TASK ITEM: Find the lines in the records that carry the word "text". Copy each one.

DATA SUPPLIED:
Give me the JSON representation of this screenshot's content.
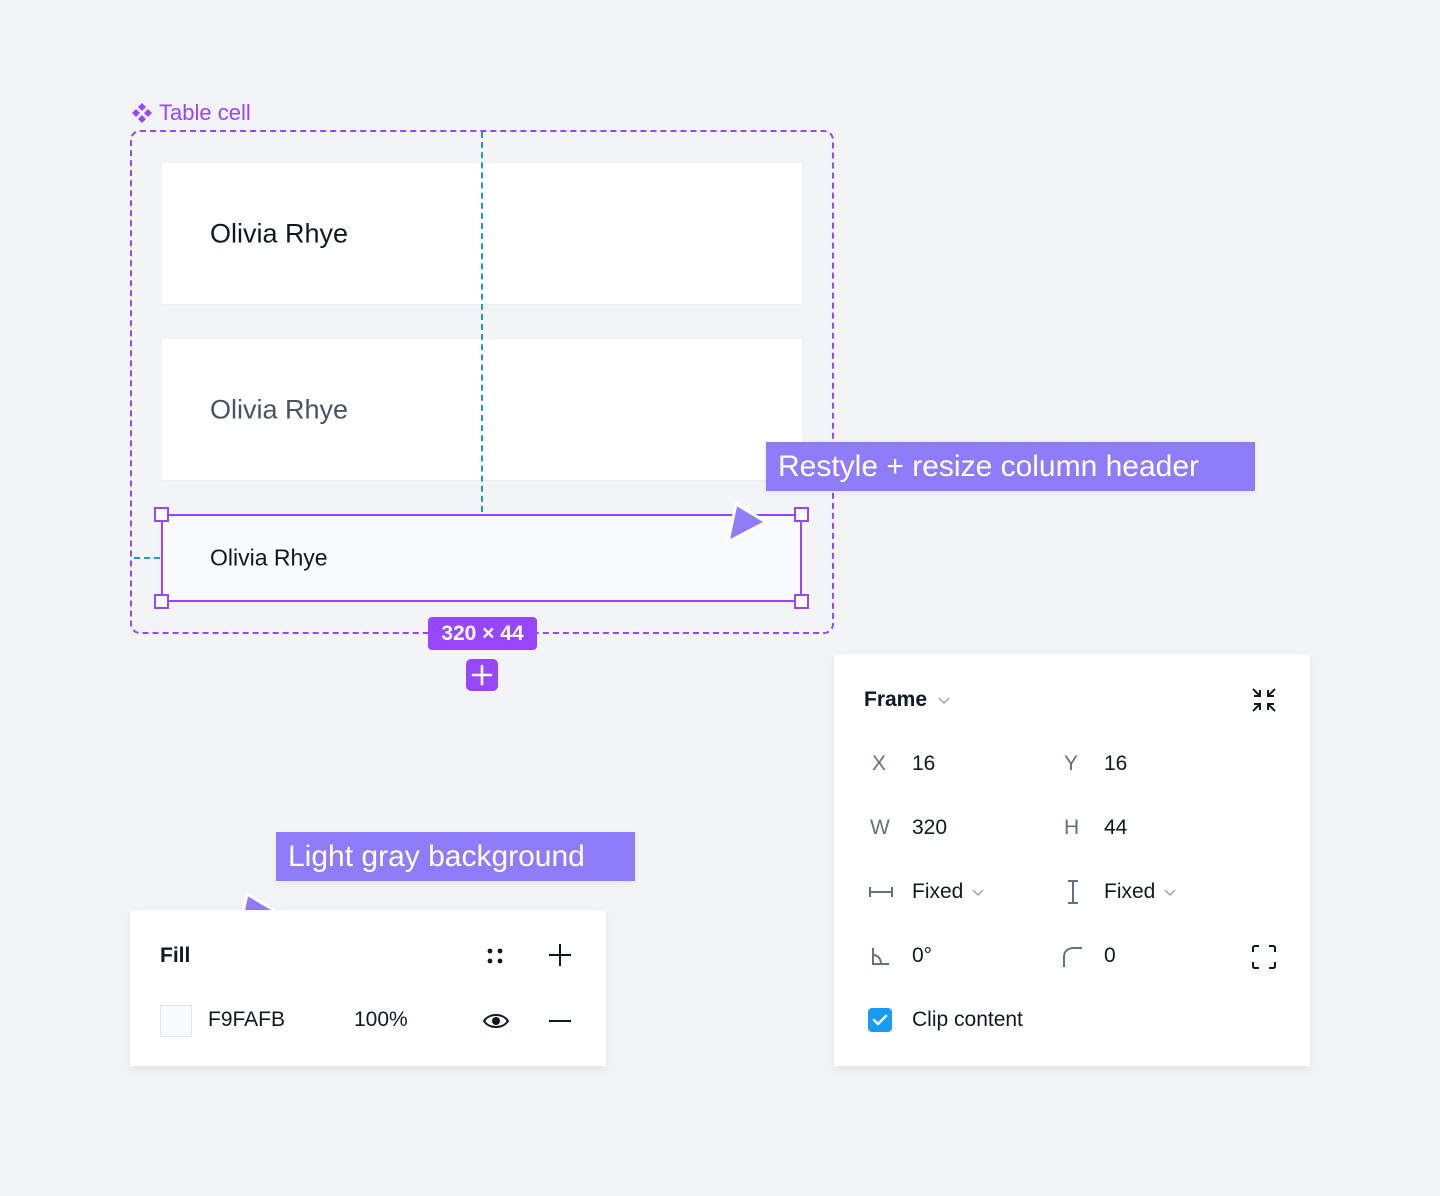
{
  "component": {
    "label": "Table cell",
    "icon": "component-icon",
    "accent_color": "#9747FF",
    "guide_color": "#1D9BC6"
  },
  "cells": [
    {
      "text": "Olivia Rhye",
      "style": "regular-dark"
    },
    {
      "text": "Olivia Rhye",
      "style": "regular-gray"
    }
  ],
  "selected_cell": {
    "text": "Olivia Rhye",
    "size_badge": "320 × 44",
    "add_icon": "plus-icon"
  },
  "callouts": [
    {
      "text": "Restyle + resize column header",
      "color": "#8E7CFB"
    },
    {
      "text": "Light gray background",
      "color": "#8E7CFB"
    }
  ],
  "fill_panel": {
    "title": "Fill",
    "style_icon": "styles-dots-icon",
    "add_icon": "plus-icon",
    "swatch_color": "#F9FAFB",
    "hex": "F9FAFB",
    "opacity": "100%",
    "visibility_icon": "eye-icon",
    "remove_icon": "minus-icon"
  },
  "frame_panel": {
    "title": "Frame",
    "x_label": "X",
    "x_value": "16",
    "y_label": "Y",
    "y_value": "16",
    "w_label": "W",
    "w_value": "320",
    "h_label": "H",
    "h_value": "44",
    "width_sizing": "Fixed",
    "height_sizing": "Fixed",
    "rotation": "0°",
    "corner_radius": "0",
    "clip_content_label": "Clip content",
    "clip_content_checked": true,
    "checkbox_color": "#1A9BF4"
  }
}
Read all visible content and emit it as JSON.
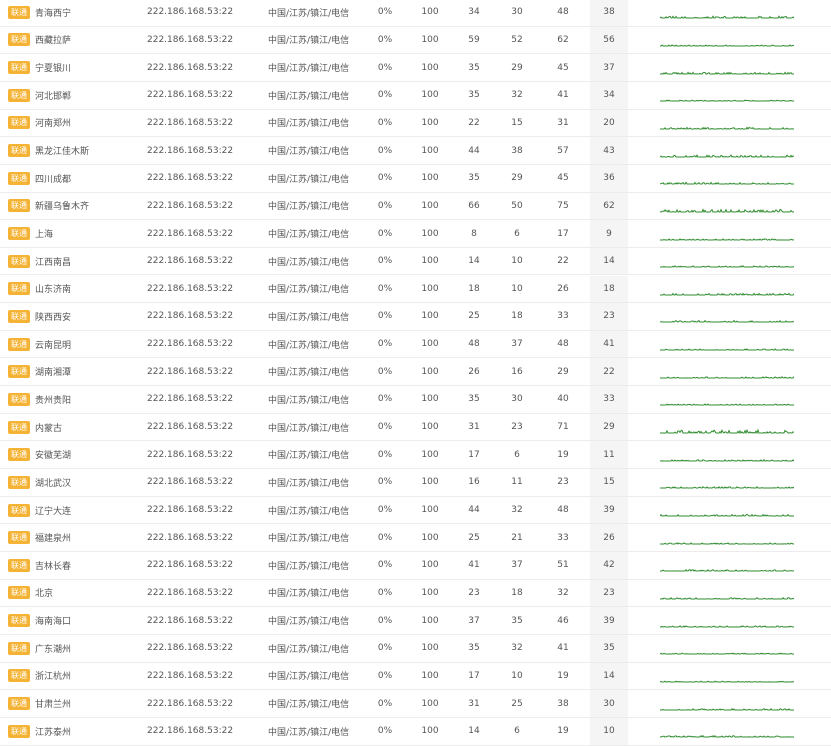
{
  "rows": [
    {
      "isp": "联通",
      "node": "青海西宁",
      "ip": "222.186.168.53:22",
      "loc": "中国/江苏/镇江/电信",
      "loss": "0%",
      "sent": "100",
      "last": "34",
      "min": "30",
      "max": "48",
      "avg": "38"
    },
    {
      "isp": "联通",
      "node": "西藏拉萨",
      "ip": "222.186.168.53:22",
      "loc": "中国/江苏/镇江/电信",
      "loss": "0%",
      "sent": "100",
      "last": "59",
      "min": "52",
      "max": "62",
      "avg": "56"
    },
    {
      "isp": "联通",
      "node": "宁夏银川",
      "ip": "222.186.168.53:22",
      "loc": "中国/江苏/镇江/电信",
      "loss": "0%",
      "sent": "100",
      "last": "35",
      "min": "29",
      "max": "45",
      "avg": "37"
    },
    {
      "isp": "联通",
      "node": "河北邯郸",
      "ip": "222.186.168.53:22",
      "loc": "中国/江苏/镇江/电信",
      "loss": "0%",
      "sent": "100",
      "last": "35",
      "min": "32",
      "max": "41",
      "avg": "34"
    },
    {
      "isp": "联通",
      "node": "河南郑州",
      "ip": "222.186.168.53:22",
      "loc": "中国/江苏/镇江/电信",
      "loss": "0%",
      "sent": "100",
      "last": "22",
      "min": "15",
      "max": "31",
      "avg": "20"
    },
    {
      "isp": "联通",
      "node": "黑龙江佳木斯",
      "ip": "222.186.168.53:22",
      "loc": "中国/江苏/镇江/电信",
      "loss": "0%",
      "sent": "100",
      "last": "44",
      "min": "38",
      "max": "57",
      "avg": "43"
    },
    {
      "isp": "联通",
      "node": "四川成都",
      "ip": "222.186.168.53:22",
      "loc": "中国/江苏/镇江/电信",
      "loss": "0%",
      "sent": "100",
      "last": "35",
      "min": "29",
      "max": "45",
      "avg": "36"
    },
    {
      "isp": "联通",
      "node": "新疆乌鲁木齐",
      "ip": "222.186.168.53:22",
      "loc": "中国/江苏/镇江/电信",
      "loss": "0%",
      "sent": "100",
      "last": "66",
      "min": "50",
      "max": "75",
      "avg": "62"
    },
    {
      "isp": "联通",
      "node": "上海",
      "ip": "222.186.168.53:22",
      "loc": "中国/江苏/镇江/电信",
      "loss": "0%",
      "sent": "100",
      "last": "8",
      "min": "6",
      "max": "17",
      "avg": "9"
    },
    {
      "isp": "联通",
      "node": "江西南昌",
      "ip": "222.186.168.53:22",
      "loc": "中国/江苏/镇江/电信",
      "loss": "0%",
      "sent": "100",
      "last": "14",
      "min": "10",
      "max": "22",
      "avg": "14"
    },
    {
      "isp": "联通",
      "node": "山东济南",
      "ip": "222.186.168.53:22",
      "loc": "中国/江苏/镇江/电信",
      "loss": "0%",
      "sent": "100",
      "last": "18",
      "min": "10",
      "max": "26",
      "avg": "18"
    },
    {
      "isp": "联通",
      "node": "陕西西安",
      "ip": "222.186.168.53:22",
      "loc": "中国/江苏/镇江/电信",
      "loss": "0%",
      "sent": "100",
      "last": "25",
      "min": "18",
      "max": "33",
      "avg": "23"
    },
    {
      "isp": "联通",
      "node": "云南昆明",
      "ip": "222.186.168.53:22",
      "loc": "中国/江苏/镇江/电信",
      "loss": "0%",
      "sent": "100",
      "last": "48",
      "min": "37",
      "max": "48",
      "avg": "41"
    },
    {
      "isp": "联通",
      "node": "湖南湘潭",
      "ip": "222.186.168.53:22",
      "loc": "中国/江苏/镇江/电信",
      "loss": "0%",
      "sent": "100",
      "last": "26",
      "min": "16",
      "max": "29",
      "avg": "22"
    },
    {
      "isp": "联通",
      "node": "贵州贵阳",
      "ip": "222.186.168.53:22",
      "loc": "中国/江苏/镇江/电信",
      "loss": "0%",
      "sent": "100",
      "last": "35",
      "min": "30",
      "max": "40",
      "avg": "33"
    },
    {
      "isp": "联通",
      "node": "内蒙古",
      "ip": "222.186.168.53:22",
      "loc": "中国/江苏/镇江/电信",
      "loss": "0%",
      "sent": "100",
      "last": "31",
      "min": "23",
      "max": "71",
      "avg": "29"
    },
    {
      "isp": "联通",
      "node": "安徽芜湖",
      "ip": "222.186.168.53:22",
      "loc": "中国/江苏/镇江/电信",
      "loss": "0%",
      "sent": "100",
      "last": "17",
      "min": "6",
      "max": "19",
      "avg": "11"
    },
    {
      "isp": "联通",
      "node": "湖北武汉",
      "ip": "222.186.168.53:22",
      "loc": "中国/江苏/镇江/电信",
      "loss": "0%",
      "sent": "100",
      "last": "16",
      "min": "11",
      "max": "23",
      "avg": "15"
    },
    {
      "isp": "联通",
      "node": "辽宁大连",
      "ip": "222.186.168.53:22",
      "loc": "中国/江苏/镇江/电信",
      "loss": "0%",
      "sent": "100",
      "last": "44",
      "min": "32",
      "max": "48",
      "avg": "39"
    },
    {
      "isp": "联通",
      "node": "福建泉州",
      "ip": "222.186.168.53:22",
      "loc": "中国/江苏/镇江/电信",
      "loss": "0%",
      "sent": "100",
      "last": "25",
      "min": "21",
      "max": "33",
      "avg": "26"
    },
    {
      "isp": "联通",
      "node": "吉林长春",
      "ip": "222.186.168.53:22",
      "loc": "中国/江苏/镇江/电信",
      "loss": "0%",
      "sent": "100",
      "last": "41",
      "min": "37",
      "max": "51",
      "avg": "42"
    },
    {
      "isp": "联通",
      "node": "北京",
      "ip": "222.186.168.53:22",
      "loc": "中国/江苏/镇江/电信",
      "loss": "0%",
      "sent": "100",
      "last": "23",
      "min": "18",
      "max": "32",
      "avg": "23"
    },
    {
      "isp": "联通",
      "node": "海南海口",
      "ip": "222.186.168.53:22",
      "loc": "中国/江苏/镇江/电信",
      "loss": "0%",
      "sent": "100",
      "last": "37",
      "min": "35",
      "max": "46",
      "avg": "39"
    },
    {
      "isp": "联通",
      "node": "广东潮州",
      "ip": "222.186.168.53:22",
      "loc": "中国/江苏/镇江/电信",
      "loss": "0%",
      "sent": "100",
      "last": "35",
      "min": "32",
      "max": "41",
      "avg": "35"
    },
    {
      "isp": "联通",
      "node": "浙江杭州",
      "ip": "222.186.168.53:22",
      "loc": "中国/江苏/镇江/电信",
      "loss": "0%",
      "sent": "100",
      "last": "17",
      "min": "10",
      "max": "19",
      "avg": "14"
    },
    {
      "isp": "联通",
      "node": "甘肃兰州",
      "ip": "222.186.168.53:22",
      "loc": "中国/江苏/镇江/电信",
      "loss": "0%",
      "sent": "100",
      "last": "31",
      "min": "25",
      "max": "38",
      "avg": "30"
    },
    {
      "isp": "联通",
      "node": "江苏泰州",
      "ip": "222.186.168.53:22",
      "loc": "中国/江苏/镇江/电信",
      "loss": "0%",
      "sent": "100",
      "last": "14",
      "min": "6",
      "max": "19",
      "avg": "10"
    }
  ],
  "colors": {
    "isp_badge": "#f5b335",
    "sparkline": "#2e8b2e",
    "avg_bg": "#f5f5f5"
  }
}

SOLUTION FOR THIS EXERCISE:
      "text": "Olivia Rhye",
      "text": "Olivia Rhye",
    "text": "Olivia Rhye",
      "text": "Restyle + resize column header",
      "text": "Light gray background",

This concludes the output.